[Provided records]:
== Segment start ==

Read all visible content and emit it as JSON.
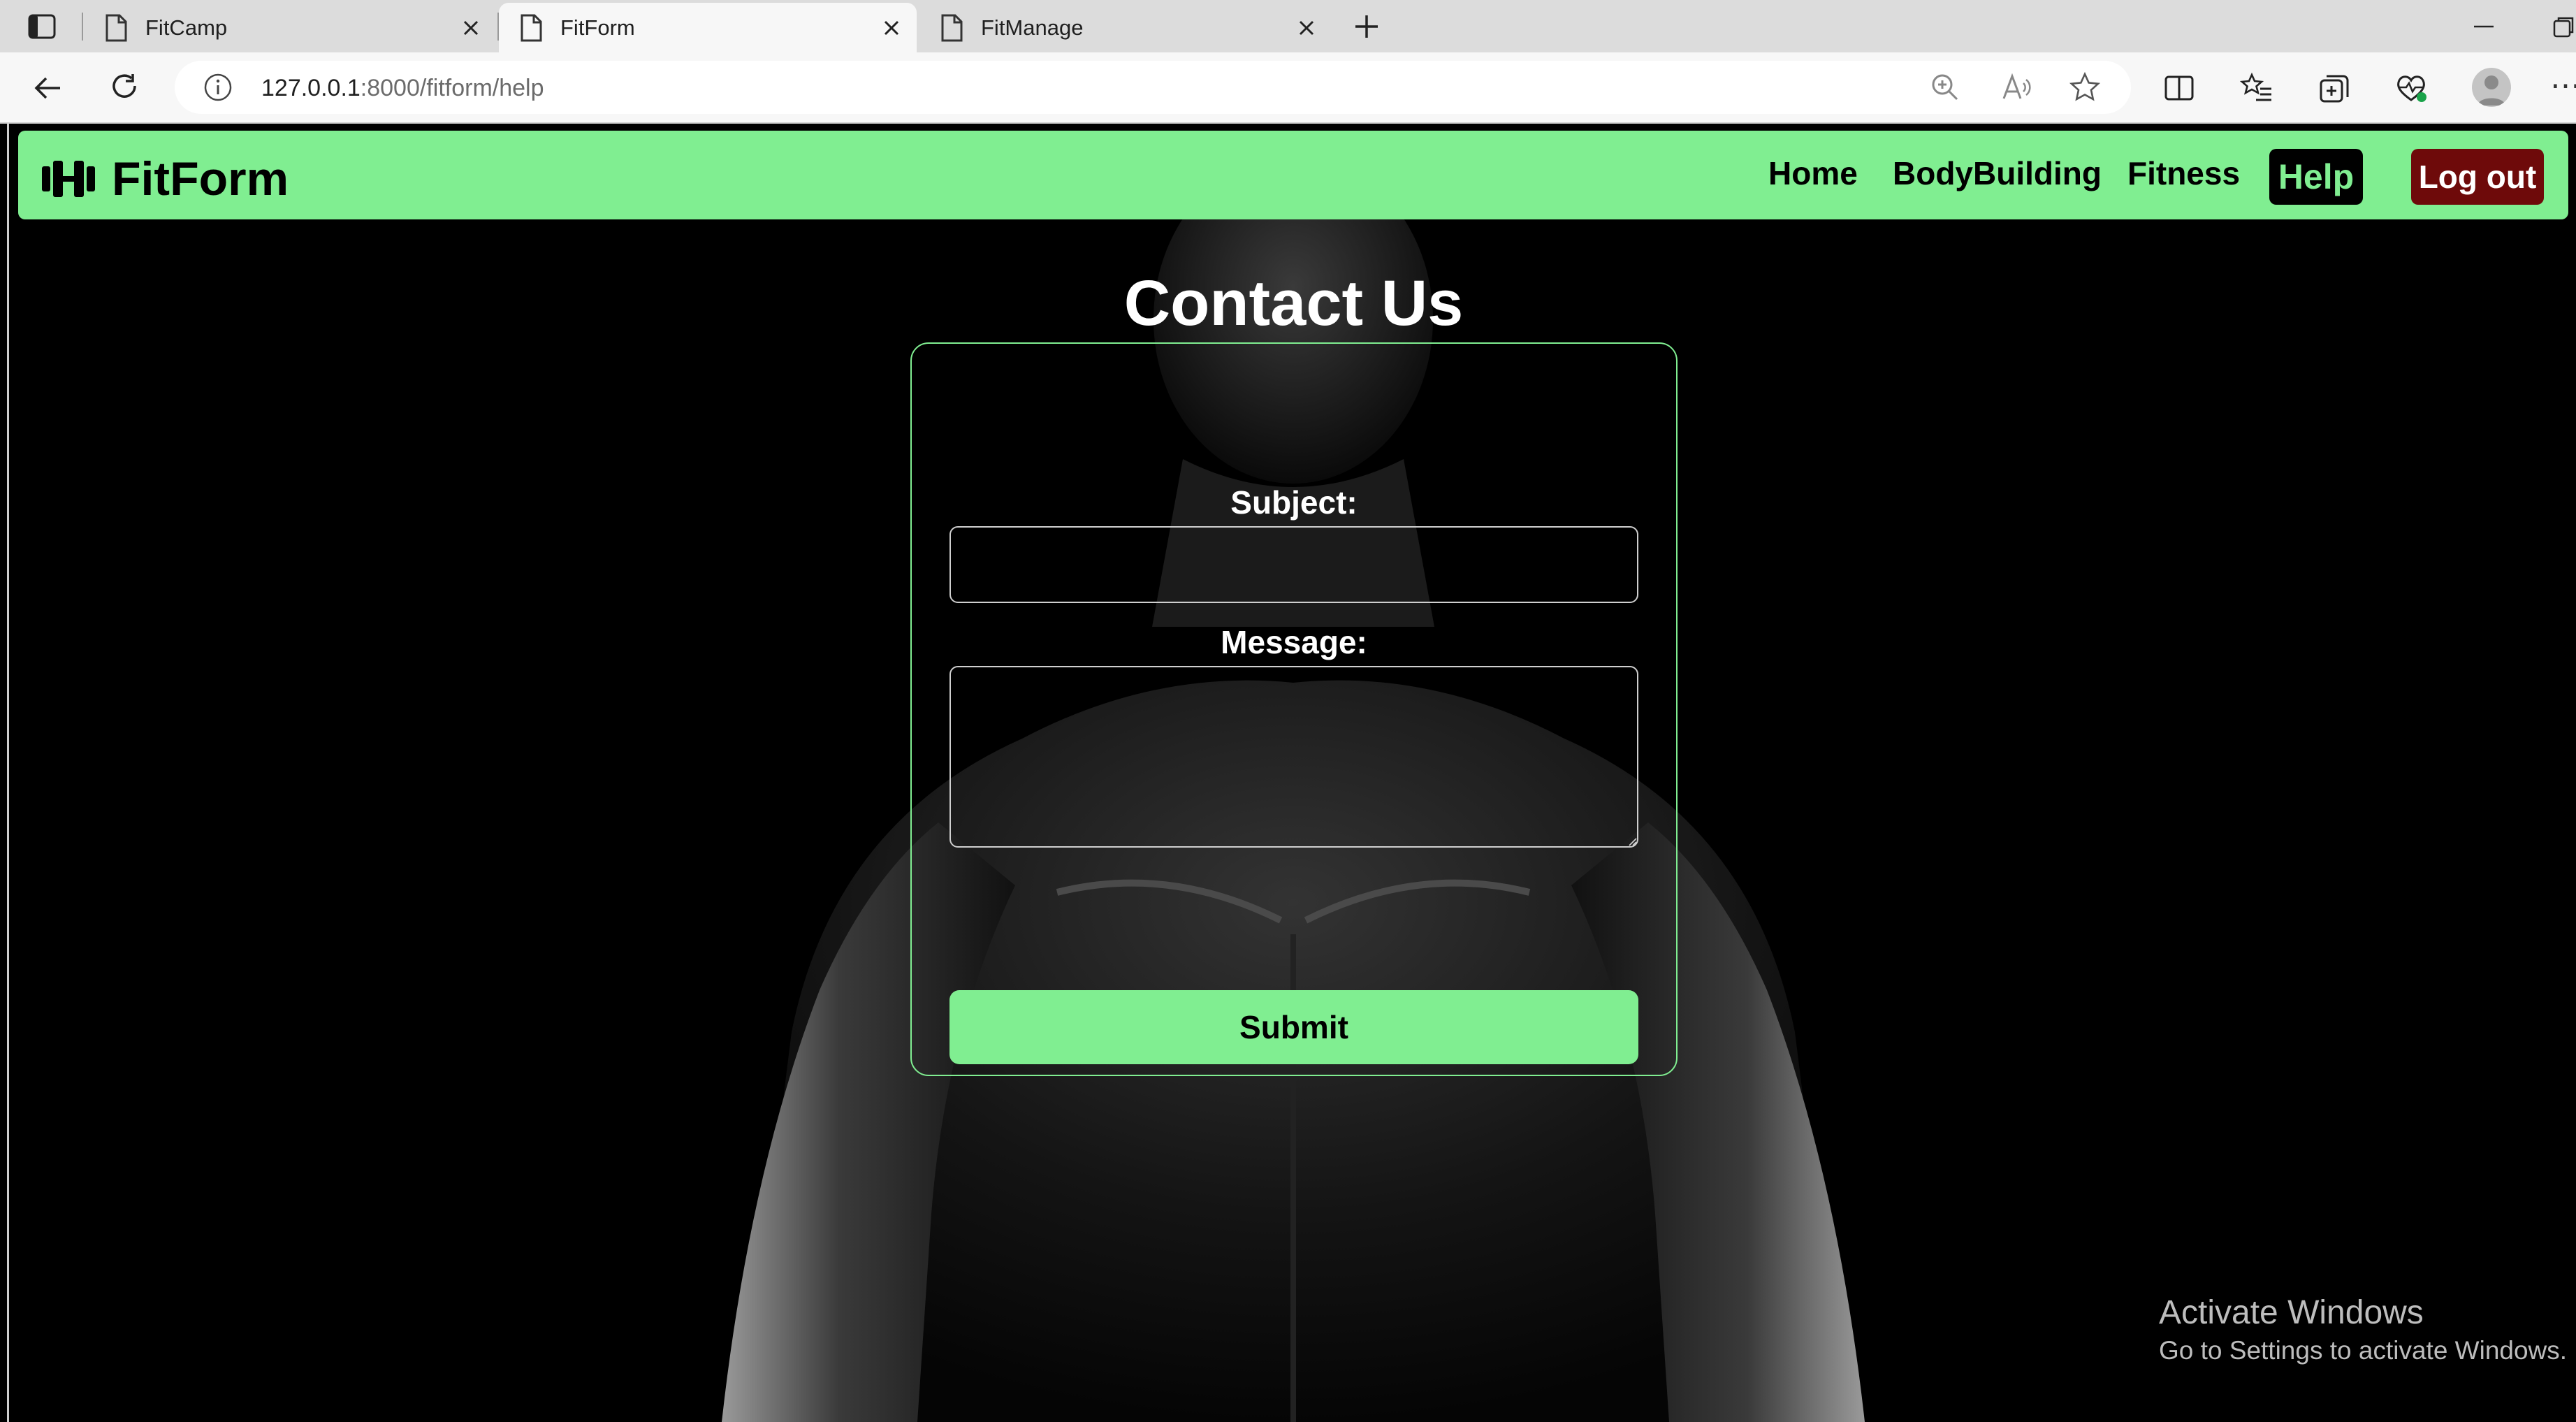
{
  "browser": {
    "tabs": [
      {
        "title": "FitCamp",
        "active": false
      },
      {
        "title": "FitForm",
        "active": true
      },
      {
        "title": "FitManage",
        "active": false
      }
    ],
    "url_host": "127.0.0.1",
    "url_path": ":8000/fitform/help"
  },
  "site": {
    "brand": "FitForm",
    "nav": {
      "home": "Home",
      "bodybuilding": "BodyBuilding",
      "fitness": "Fitness",
      "help": "Help",
      "logout": "Log out"
    },
    "accent_color": "#80ee91",
    "logout_color": "#6e0a0a"
  },
  "contact": {
    "title": "Contact Us",
    "subject_label": "Subject:",
    "subject_value": "",
    "message_label": "Message:",
    "message_value": "",
    "submit_label": "Submit"
  },
  "watermark": {
    "title": "Activate Windows",
    "subtitle": "Go to Settings to activate Windows."
  }
}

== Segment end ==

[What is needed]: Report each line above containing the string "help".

[Output for this exercise]:
    "url_path": ":8000/fitform/help"
      "help": "Help",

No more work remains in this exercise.